So, we can put the nail in the coffin on this one for now. Kudos to the County for making what appears to be the right decision, particularly for the 2,100 or so inmates with mental illness who are housed in the jail each day!
Behavioral Health Legislation
OK, so back to the Legislature. As of yesterday, over 2,700 bills have been filed by House and Senate members. The filing deadline is next Friday, March 8th, and if previous sessions are any guide, we’ll probably see another two or three thousand bills filed between now and then! I’ll save my “sigh” for when I’m sifting through a thousand bills next weekend. Anyhoo, mental health and substance abuse bills of interest include:
HB 1541 by Turner, which requires the Texas Department of Criminal Justice, along with the Texas Juvenile Justice Department and Department of Public Safety, to conduct a comparative study on the supervision, incarceration and treatment practices of TDCJ and TJJD on recidivism and rehabilitation rates of young offenders;

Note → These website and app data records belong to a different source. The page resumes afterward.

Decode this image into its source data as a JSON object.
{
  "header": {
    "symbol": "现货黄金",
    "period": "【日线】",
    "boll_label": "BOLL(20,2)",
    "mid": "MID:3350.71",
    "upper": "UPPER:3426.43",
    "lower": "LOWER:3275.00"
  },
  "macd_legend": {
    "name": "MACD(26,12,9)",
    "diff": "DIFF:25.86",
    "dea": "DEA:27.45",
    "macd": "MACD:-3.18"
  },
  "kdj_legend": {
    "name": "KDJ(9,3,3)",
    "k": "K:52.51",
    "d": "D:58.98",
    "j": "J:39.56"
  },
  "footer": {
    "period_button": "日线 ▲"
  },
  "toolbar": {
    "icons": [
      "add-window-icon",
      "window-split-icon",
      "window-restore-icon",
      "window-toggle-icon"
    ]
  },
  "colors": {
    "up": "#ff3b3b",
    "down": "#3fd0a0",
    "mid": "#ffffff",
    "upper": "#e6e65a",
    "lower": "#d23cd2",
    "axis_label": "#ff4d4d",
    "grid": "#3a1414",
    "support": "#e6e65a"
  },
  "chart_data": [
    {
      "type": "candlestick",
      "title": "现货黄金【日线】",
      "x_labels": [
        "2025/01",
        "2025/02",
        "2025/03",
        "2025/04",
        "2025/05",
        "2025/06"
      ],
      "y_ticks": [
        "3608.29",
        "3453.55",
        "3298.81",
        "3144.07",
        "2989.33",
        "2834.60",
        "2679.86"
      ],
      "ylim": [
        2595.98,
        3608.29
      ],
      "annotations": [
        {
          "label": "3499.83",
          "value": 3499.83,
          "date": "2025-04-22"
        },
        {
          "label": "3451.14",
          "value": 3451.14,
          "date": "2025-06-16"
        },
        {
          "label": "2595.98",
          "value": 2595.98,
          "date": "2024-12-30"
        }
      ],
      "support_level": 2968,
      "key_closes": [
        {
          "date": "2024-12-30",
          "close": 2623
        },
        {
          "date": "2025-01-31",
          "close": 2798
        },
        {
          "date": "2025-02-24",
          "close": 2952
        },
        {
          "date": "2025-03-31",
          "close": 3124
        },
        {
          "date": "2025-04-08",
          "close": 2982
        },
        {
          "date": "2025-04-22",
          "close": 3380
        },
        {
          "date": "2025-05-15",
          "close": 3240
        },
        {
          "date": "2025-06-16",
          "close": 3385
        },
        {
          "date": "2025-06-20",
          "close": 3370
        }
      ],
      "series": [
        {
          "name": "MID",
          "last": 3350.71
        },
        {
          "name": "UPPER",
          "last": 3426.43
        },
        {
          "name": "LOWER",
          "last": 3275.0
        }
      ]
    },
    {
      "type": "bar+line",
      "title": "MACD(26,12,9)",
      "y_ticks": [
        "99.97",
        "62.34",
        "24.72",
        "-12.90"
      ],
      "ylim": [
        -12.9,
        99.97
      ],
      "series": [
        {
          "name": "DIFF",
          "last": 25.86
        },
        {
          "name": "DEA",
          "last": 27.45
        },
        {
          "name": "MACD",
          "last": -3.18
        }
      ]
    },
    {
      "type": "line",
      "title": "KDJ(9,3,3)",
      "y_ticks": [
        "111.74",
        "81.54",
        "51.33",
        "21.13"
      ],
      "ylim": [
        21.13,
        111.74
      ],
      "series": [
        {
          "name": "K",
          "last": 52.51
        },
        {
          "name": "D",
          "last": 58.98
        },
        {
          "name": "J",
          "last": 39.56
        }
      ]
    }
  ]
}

HB 1698 by Farrar, which adds school social workers to the Education Code and details their responsibilities, including assessment and counseling of students and their families, providing crisis prevention and intervention services, and coordinating community resources to meet the needs of students and their families; and
HB 1745 by Naishtat, which requires hospitals and emergency rooms to report to the Department of State Health Services regarding suicide attempts
For a more in-depth look at mental health and substance abuse legislation and to see MHA Houston’s position on these bills, click here.
Hasta next week!